  • Select suitable performance measures that are clearly related to performance objectives to make sure the appropriate data are collected pre-and post- implementation.
  • Make sure the SHSP implementation team is familiar with safety-related performance measuring tools.
  • Use the results of monitoring and evaluation to identify opportunities to update or revise the SHSP.


Answering these questions will help stakeholders review their current SHSP monitoring, evaluation, and feedback processes and identify opportunities for improvement.

  • Does your State have procedures for monitoring and evaluating the SHSP? Who is responsible?
  • What tools do you use to assemble and analyze data? To create reports?

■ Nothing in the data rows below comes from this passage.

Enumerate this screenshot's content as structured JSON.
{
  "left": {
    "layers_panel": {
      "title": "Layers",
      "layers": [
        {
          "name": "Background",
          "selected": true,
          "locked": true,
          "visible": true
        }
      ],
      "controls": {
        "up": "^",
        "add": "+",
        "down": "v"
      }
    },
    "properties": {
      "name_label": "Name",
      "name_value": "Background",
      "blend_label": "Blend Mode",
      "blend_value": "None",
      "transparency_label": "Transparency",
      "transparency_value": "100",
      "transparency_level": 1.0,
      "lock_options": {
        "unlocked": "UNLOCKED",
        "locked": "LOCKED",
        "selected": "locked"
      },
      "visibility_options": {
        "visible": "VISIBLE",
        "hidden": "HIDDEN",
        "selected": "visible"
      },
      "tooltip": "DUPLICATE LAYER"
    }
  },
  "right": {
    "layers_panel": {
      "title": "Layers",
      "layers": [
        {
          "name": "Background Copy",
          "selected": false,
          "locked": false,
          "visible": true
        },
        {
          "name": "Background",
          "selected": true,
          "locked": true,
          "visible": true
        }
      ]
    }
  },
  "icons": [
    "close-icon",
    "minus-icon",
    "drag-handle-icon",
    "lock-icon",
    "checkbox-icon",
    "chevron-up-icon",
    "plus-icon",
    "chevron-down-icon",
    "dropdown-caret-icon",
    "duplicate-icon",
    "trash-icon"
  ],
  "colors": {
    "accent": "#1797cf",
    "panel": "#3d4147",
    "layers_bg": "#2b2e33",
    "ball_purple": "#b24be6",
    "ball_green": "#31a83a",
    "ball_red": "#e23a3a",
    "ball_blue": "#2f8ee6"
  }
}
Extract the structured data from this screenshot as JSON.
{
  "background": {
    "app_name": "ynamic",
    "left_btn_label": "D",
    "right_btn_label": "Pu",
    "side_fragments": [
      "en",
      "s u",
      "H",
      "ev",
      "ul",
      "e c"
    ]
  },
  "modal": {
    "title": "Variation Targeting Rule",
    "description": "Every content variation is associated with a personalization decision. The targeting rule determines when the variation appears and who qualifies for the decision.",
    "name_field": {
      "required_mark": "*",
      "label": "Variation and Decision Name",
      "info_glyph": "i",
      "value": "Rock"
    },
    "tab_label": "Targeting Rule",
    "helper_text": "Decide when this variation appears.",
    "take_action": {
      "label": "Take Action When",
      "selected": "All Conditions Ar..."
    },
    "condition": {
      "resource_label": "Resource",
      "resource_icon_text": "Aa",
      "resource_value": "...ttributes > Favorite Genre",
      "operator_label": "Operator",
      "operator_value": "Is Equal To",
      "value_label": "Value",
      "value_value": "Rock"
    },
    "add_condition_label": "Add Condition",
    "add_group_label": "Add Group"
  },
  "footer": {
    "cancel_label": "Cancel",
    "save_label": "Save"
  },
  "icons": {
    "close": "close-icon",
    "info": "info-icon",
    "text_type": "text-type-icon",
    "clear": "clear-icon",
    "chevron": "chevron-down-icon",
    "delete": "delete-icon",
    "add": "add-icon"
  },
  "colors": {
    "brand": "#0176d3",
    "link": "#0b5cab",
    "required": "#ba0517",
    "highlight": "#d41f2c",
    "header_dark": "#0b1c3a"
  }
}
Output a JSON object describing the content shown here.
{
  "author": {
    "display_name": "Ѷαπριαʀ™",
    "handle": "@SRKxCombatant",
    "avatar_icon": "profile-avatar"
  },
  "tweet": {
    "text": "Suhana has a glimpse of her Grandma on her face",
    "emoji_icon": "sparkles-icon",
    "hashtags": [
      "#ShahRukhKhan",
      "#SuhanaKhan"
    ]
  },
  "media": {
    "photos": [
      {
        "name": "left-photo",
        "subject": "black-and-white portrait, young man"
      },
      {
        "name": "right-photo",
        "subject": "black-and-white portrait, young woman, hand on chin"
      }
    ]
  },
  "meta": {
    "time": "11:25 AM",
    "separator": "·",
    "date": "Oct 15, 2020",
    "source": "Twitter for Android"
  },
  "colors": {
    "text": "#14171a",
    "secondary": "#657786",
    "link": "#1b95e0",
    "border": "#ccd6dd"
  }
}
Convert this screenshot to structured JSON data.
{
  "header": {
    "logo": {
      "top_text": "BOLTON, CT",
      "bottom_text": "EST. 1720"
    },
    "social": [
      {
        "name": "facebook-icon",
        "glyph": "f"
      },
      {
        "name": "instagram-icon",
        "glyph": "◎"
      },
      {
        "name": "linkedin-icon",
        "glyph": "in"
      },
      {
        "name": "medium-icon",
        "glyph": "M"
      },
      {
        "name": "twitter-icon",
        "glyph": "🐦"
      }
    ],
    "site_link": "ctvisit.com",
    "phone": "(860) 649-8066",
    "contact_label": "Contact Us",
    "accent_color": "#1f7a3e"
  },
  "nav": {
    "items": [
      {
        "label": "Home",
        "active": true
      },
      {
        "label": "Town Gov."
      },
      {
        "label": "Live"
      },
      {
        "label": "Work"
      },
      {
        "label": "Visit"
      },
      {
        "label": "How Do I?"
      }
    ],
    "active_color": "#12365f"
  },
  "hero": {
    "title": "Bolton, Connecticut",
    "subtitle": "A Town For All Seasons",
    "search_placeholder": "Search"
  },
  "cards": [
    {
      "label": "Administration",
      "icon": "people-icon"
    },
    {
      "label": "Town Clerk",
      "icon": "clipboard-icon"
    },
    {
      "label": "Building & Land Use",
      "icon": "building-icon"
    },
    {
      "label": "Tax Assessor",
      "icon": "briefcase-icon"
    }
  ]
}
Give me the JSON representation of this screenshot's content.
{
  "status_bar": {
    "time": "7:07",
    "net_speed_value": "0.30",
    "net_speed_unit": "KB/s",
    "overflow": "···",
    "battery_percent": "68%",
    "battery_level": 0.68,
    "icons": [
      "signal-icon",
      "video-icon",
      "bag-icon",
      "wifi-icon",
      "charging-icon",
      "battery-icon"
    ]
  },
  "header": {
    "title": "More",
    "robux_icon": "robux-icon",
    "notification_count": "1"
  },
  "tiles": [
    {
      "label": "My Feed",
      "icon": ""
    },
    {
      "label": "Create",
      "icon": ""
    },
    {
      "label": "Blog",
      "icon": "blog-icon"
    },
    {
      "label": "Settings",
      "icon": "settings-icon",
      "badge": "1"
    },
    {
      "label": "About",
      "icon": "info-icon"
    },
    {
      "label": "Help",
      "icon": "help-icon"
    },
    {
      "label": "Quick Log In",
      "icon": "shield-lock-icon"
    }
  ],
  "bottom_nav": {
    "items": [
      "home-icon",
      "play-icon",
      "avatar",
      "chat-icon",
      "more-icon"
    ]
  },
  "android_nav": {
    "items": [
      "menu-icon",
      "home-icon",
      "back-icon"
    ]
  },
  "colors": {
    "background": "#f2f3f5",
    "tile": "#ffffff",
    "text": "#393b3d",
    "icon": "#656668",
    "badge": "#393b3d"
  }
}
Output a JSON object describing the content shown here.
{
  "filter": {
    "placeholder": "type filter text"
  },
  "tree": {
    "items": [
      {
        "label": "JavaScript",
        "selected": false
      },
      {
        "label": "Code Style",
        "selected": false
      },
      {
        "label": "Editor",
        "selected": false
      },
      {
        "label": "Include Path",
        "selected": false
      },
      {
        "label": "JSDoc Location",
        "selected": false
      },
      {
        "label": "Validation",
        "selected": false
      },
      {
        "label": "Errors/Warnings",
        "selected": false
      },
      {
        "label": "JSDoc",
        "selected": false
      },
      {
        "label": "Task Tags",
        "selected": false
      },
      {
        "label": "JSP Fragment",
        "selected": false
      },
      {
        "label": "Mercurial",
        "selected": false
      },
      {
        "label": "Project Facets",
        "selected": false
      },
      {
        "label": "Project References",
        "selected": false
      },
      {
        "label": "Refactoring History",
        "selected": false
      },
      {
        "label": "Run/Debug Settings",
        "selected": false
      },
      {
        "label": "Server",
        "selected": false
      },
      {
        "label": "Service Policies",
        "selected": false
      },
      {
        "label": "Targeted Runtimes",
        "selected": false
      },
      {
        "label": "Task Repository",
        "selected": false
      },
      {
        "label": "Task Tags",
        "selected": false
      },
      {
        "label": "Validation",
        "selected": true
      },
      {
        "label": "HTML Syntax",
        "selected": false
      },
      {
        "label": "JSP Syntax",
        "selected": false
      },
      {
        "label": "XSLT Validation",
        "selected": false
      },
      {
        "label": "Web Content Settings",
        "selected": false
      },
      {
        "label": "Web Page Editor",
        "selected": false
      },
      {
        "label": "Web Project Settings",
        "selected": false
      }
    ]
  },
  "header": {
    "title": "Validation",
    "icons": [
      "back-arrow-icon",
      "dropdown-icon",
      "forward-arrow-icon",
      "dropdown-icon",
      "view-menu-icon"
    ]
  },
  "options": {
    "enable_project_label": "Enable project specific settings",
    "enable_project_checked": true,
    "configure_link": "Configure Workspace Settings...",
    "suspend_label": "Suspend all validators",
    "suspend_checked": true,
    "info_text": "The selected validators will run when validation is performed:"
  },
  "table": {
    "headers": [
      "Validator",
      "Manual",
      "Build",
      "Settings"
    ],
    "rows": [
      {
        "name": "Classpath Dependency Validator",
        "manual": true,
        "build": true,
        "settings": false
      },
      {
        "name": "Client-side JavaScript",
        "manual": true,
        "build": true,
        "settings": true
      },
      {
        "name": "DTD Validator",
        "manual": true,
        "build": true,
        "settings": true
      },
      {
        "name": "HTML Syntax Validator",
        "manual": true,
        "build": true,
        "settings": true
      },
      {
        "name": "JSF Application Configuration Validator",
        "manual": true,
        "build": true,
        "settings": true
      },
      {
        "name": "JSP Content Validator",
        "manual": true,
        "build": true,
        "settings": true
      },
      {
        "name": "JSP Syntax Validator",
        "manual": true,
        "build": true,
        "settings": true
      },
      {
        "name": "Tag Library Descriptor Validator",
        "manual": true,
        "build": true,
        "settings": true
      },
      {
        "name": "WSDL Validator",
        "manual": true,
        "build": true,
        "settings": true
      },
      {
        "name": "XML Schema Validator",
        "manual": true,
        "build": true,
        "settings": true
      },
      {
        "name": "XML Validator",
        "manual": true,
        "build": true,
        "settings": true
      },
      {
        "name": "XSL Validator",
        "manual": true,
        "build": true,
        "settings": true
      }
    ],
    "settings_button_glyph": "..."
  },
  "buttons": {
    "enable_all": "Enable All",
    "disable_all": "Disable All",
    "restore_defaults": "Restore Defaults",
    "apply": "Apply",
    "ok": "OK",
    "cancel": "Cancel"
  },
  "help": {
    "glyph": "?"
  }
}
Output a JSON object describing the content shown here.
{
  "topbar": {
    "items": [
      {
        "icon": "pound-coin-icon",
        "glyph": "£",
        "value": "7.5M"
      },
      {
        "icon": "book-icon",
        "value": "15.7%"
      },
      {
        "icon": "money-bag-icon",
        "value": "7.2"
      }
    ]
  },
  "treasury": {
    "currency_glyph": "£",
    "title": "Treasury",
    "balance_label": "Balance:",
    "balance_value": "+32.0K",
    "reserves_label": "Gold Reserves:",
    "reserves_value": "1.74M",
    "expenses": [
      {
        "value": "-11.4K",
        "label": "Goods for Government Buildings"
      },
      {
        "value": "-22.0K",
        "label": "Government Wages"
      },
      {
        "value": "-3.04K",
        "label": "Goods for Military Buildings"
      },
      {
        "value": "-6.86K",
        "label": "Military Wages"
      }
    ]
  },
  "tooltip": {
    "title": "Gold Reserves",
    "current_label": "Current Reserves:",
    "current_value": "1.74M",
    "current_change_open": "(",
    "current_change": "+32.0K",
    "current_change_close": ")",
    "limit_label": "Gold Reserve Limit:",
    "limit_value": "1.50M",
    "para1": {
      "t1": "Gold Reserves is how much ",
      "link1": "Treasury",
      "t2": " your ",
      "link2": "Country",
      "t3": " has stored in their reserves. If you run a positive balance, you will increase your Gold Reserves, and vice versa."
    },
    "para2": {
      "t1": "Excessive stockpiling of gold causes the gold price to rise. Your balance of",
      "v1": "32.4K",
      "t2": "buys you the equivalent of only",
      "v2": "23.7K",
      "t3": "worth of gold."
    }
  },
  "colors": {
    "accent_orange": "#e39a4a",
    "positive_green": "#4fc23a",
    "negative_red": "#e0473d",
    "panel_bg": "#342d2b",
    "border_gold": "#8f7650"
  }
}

  • Do you utilize performance measures? Are they clearly linked to or derived from SHSP objectives?
  • Are performance measures tied to future program funding? If so, how?
  • What procedures are in place for ongoing SHSP update and revision? Who is responsible for leading the effort? Who participates?
  • What data are used to update or revise the SHSP?